Listed entries:
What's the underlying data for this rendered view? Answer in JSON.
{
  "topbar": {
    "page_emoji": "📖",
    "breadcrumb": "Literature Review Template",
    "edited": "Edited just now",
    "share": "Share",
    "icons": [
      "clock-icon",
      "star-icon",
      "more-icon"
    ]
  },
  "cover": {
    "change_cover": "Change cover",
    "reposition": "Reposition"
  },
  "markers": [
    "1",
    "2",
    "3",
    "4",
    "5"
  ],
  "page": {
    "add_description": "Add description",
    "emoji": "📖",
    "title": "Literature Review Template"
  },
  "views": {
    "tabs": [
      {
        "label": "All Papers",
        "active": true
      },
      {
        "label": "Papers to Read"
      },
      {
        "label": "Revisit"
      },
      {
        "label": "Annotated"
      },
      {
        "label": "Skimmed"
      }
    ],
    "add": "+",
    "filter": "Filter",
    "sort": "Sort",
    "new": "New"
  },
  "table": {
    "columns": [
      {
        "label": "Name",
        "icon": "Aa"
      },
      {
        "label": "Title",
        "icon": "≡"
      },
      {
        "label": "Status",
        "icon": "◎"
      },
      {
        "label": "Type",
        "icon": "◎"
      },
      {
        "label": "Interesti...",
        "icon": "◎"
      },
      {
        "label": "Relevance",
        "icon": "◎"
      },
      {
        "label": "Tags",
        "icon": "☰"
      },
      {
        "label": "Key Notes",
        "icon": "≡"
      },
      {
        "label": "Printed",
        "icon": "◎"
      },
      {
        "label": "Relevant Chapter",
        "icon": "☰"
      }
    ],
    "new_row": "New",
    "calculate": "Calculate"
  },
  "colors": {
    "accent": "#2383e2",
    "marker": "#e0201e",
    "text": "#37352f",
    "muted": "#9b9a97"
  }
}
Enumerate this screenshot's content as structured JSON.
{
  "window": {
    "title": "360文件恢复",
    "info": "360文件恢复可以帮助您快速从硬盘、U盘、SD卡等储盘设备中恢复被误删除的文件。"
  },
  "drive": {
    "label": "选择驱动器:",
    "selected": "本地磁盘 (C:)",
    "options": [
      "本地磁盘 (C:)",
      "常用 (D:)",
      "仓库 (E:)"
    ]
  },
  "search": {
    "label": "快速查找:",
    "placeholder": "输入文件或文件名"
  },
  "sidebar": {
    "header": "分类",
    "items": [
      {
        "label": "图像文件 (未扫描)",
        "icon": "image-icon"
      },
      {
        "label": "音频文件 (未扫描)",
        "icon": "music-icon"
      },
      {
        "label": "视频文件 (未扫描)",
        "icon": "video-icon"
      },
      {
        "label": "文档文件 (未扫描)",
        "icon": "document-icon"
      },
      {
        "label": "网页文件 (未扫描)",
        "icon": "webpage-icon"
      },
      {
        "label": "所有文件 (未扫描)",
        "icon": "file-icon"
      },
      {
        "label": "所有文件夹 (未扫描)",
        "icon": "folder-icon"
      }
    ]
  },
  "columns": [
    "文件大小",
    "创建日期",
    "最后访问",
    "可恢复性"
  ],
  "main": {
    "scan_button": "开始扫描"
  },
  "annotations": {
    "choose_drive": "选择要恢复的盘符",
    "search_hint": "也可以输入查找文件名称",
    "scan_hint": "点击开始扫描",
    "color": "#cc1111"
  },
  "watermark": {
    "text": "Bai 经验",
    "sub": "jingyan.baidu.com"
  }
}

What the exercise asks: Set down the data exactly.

Written answer:
What's the underlying data for this rendered view? Answer in JSON.
{
  "topbar": {
    "page_emoji": "📖",
    "breadcrumb": "Literature Review Template",
    "edited": "Edited just now",
    "share": "Share",
    "icons": [
      "clock-icon",
      "star-icon",
      "more-icon"
    ]
  },
  "cover": {
    "change_cover": "Change cover",
    "reposition": "Reposition"
  },
  "markers": [
    "1",
    "2",
    "3",
    "4",
    "5"
  ],
  "page": {
    "add_description": "Add description",
    "emoji": "📖",
    "title": "Literature Review Template"
  },
  "views": {
    "tabs": [
      {
        "label": "All Papers",
        "active": true
      },
      {
        "label": "Papers to Read"
      },
      {
        "label": "Revisit"
      },
      {
        "label": "Annotated"
      },
      {
        "label": "Skimmed"
      }
    ],
    "add": "+",
    "filter": "Filter",
    "sort": "Sort",
    "new": "New"
  },
  "table": {
    "columns": [
      {
        "label": "Name",
        "icon": "Aa"
      },
      {
        "label": "Title",
        "icon": "≡"
      },
      {
        "label": "Status",
        "icon": "◎"
      },
      {
        "label": "Type",
        "icon": "◎"
      },
      {
        "label": "Interesti...",
        "icon": "◎"
      },
      {
        "label": "Relevance",
        "icon": "◎"
      },
      {
        "label": "Tags",
        "icon": "☰"
      },
      {
        "label": "Key Notes",
        "icon": "≡"
      },
      {
        "label": "Printed",
        "icon": "◎"
      },
      {
        "label": "Relevant Chapter",
        "icon": "☰"
      }
    ],
    "new_row": "New",
    "calculate": "Calculate"
  },
  "colors": {
    "accent": "#2383e2",
    "marker": "#e0201e",
    "text": "#37352f",
    "muted": "#9b9a97"
  }
}
Enumerate this screenshot's content as structured JSON.
{
  "window": {
    "title": "360文件恢复",
    "info": "360文件恢复可以帮助您快速从硬盘、U盘、SD卡等储盘设备中恢复被误删除的文件。"
  },
  "drive": {
    "label": "选择驱动器:",
    "selected": "本地磁盘 (C:)",
    "options": [
      "本地磁盘 (C:)",
      "常用 (D:)",
      "仓库 (E:)"
    ]
  },
  "search": {
    "label": "快速查找:",
    "placeholder": "输入文件或文件名"
  },
  "sidebar": {
    "header": "分类",
    "items": [
      {
        "label": "图像文件 (未扫描)",
        "icon": "image-icon"
      },
      {
        "label": "音频文件 (未扫描)",
        "icon": "music-icon"
      },
      {
        "label": "视频文件 (未扫描)",
        "icon": "video-icon"
      },
      {
        "label": "文档文件 (未扫描)",
        "icon": "document-icon"
      },
      {
        "label": "网页文件 (未扫描)",
        "icon": "webpage-icon"
      },
      {
        "label": "所有文件 (未扫描)",
        "icon": "file-icon"
      },
      {
        "label": "所有文件夹 (未扫描)",
        "icon": "folder-icon"
      }
    ]
  },
  "columns": [
    "文件大小",
    "创建日期",
    "最后访问",
    "可恢复性"
  ],
  "main": {
    "scan_button": "开始扫描"
  },
  "annotations": {
    "choose_drive": "选择要恢复的盘符",
    "search_hint": "也可以输入查找文件名称",
    "scan_hint": "点击开始扫描",
    "color": "#cc1111"
  },
  "watermark": {
    "text": "Bai 经验",
    "sub": "jingyan.baidu.com"
  }
}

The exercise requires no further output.